__TASK__
Copy every line from the records below that carries the word "name".

------------------------

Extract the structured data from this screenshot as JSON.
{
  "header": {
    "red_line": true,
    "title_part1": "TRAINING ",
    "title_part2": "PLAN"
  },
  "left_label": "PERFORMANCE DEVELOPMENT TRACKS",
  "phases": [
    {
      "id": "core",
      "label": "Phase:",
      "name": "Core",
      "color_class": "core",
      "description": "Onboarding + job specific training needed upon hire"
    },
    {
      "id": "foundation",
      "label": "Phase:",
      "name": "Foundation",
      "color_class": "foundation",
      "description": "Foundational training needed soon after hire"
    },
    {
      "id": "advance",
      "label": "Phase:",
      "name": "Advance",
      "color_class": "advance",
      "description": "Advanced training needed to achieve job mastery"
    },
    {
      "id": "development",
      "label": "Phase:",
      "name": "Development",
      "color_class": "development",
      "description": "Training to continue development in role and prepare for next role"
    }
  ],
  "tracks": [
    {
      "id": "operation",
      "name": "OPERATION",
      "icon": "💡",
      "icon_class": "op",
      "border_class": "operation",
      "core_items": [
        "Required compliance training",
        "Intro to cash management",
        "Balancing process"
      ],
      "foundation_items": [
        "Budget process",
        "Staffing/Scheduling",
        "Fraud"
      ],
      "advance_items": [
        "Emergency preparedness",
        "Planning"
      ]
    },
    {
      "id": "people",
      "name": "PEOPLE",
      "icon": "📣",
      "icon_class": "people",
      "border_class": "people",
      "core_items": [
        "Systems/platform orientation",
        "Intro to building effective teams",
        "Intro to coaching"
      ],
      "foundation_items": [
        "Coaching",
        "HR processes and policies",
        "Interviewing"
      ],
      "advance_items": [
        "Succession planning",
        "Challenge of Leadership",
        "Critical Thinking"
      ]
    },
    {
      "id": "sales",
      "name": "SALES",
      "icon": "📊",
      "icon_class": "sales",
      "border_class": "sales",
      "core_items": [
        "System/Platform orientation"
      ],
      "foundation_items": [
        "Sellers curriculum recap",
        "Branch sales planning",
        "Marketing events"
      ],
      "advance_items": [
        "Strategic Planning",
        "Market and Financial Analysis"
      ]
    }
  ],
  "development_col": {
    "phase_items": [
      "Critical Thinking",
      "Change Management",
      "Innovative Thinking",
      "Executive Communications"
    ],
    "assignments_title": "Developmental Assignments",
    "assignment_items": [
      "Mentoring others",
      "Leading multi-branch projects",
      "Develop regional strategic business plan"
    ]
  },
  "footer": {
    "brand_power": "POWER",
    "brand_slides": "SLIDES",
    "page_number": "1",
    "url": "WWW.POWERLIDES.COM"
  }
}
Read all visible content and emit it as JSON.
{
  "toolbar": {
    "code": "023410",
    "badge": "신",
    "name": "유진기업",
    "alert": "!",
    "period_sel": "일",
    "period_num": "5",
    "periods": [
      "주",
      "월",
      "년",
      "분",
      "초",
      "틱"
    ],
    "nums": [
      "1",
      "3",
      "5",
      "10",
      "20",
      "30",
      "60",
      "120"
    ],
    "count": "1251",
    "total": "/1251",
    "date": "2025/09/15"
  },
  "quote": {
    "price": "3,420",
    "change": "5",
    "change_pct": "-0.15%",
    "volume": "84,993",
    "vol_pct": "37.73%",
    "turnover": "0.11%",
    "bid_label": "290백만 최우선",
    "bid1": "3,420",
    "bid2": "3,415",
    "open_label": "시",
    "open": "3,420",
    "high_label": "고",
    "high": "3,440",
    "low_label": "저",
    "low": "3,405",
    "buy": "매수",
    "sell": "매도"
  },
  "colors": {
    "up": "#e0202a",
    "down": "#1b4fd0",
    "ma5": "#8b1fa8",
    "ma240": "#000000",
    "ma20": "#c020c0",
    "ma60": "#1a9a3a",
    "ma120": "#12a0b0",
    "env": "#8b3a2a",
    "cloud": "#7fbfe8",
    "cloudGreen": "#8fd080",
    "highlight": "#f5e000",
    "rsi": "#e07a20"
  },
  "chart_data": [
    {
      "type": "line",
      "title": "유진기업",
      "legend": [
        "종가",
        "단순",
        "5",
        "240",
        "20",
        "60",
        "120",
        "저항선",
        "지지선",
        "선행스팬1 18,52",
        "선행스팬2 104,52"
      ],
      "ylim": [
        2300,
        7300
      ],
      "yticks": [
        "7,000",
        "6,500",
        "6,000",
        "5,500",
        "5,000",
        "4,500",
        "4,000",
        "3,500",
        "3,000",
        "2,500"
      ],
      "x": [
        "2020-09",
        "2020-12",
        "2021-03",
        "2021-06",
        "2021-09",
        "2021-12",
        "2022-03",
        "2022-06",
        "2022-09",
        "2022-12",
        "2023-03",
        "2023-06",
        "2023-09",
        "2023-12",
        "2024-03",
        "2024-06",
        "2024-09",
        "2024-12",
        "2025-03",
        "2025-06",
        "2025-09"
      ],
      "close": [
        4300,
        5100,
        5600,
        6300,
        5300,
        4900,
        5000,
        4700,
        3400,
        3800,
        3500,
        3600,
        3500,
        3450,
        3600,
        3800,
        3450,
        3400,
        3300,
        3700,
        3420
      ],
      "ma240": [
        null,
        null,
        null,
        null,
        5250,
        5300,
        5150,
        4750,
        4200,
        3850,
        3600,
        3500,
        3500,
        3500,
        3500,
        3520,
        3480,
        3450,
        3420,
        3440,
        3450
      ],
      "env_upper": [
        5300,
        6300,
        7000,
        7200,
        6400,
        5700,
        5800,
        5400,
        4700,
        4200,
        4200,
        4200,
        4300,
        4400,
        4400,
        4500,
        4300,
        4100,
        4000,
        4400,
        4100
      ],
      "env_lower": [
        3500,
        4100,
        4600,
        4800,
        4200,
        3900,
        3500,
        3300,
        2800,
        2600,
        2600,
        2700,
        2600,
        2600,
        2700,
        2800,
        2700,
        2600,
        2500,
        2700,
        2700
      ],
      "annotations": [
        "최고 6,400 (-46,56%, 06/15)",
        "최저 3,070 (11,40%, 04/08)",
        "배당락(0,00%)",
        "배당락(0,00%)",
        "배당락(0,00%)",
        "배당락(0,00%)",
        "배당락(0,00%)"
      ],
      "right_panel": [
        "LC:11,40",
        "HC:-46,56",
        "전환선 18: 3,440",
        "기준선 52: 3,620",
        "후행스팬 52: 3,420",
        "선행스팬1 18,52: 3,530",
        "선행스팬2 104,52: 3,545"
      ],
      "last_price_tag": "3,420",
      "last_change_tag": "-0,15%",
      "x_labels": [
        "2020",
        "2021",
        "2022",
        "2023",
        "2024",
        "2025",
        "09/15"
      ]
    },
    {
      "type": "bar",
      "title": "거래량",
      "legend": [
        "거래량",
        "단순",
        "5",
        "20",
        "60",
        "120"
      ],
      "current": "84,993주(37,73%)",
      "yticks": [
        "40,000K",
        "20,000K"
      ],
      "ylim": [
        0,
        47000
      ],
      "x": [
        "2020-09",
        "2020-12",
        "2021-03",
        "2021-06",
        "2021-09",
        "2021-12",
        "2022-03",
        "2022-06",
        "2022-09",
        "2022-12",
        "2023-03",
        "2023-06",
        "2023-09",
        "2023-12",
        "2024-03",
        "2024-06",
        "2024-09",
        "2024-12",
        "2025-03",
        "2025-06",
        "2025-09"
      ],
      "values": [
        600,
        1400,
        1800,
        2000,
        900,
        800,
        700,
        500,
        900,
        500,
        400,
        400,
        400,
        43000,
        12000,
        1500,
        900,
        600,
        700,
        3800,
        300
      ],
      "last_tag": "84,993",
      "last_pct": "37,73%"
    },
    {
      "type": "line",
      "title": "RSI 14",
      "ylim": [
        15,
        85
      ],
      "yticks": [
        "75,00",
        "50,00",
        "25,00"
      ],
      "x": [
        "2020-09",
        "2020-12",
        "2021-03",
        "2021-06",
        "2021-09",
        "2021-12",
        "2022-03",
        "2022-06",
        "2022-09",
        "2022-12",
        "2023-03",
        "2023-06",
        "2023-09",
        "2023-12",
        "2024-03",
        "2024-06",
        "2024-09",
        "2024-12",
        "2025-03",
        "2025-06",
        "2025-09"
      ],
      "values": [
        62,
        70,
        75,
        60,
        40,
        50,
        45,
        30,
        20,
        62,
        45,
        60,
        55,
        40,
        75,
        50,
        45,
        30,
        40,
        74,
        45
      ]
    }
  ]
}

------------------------

__RESPONSE AREA__
      "name": "Core",
      "name": "Foundation",
      "name": "Advance",
      "name": "Development",
      "name": "OPERATION",
      "name": "PEOPLE",
      "name": "SALES",
    "name": "유진기업",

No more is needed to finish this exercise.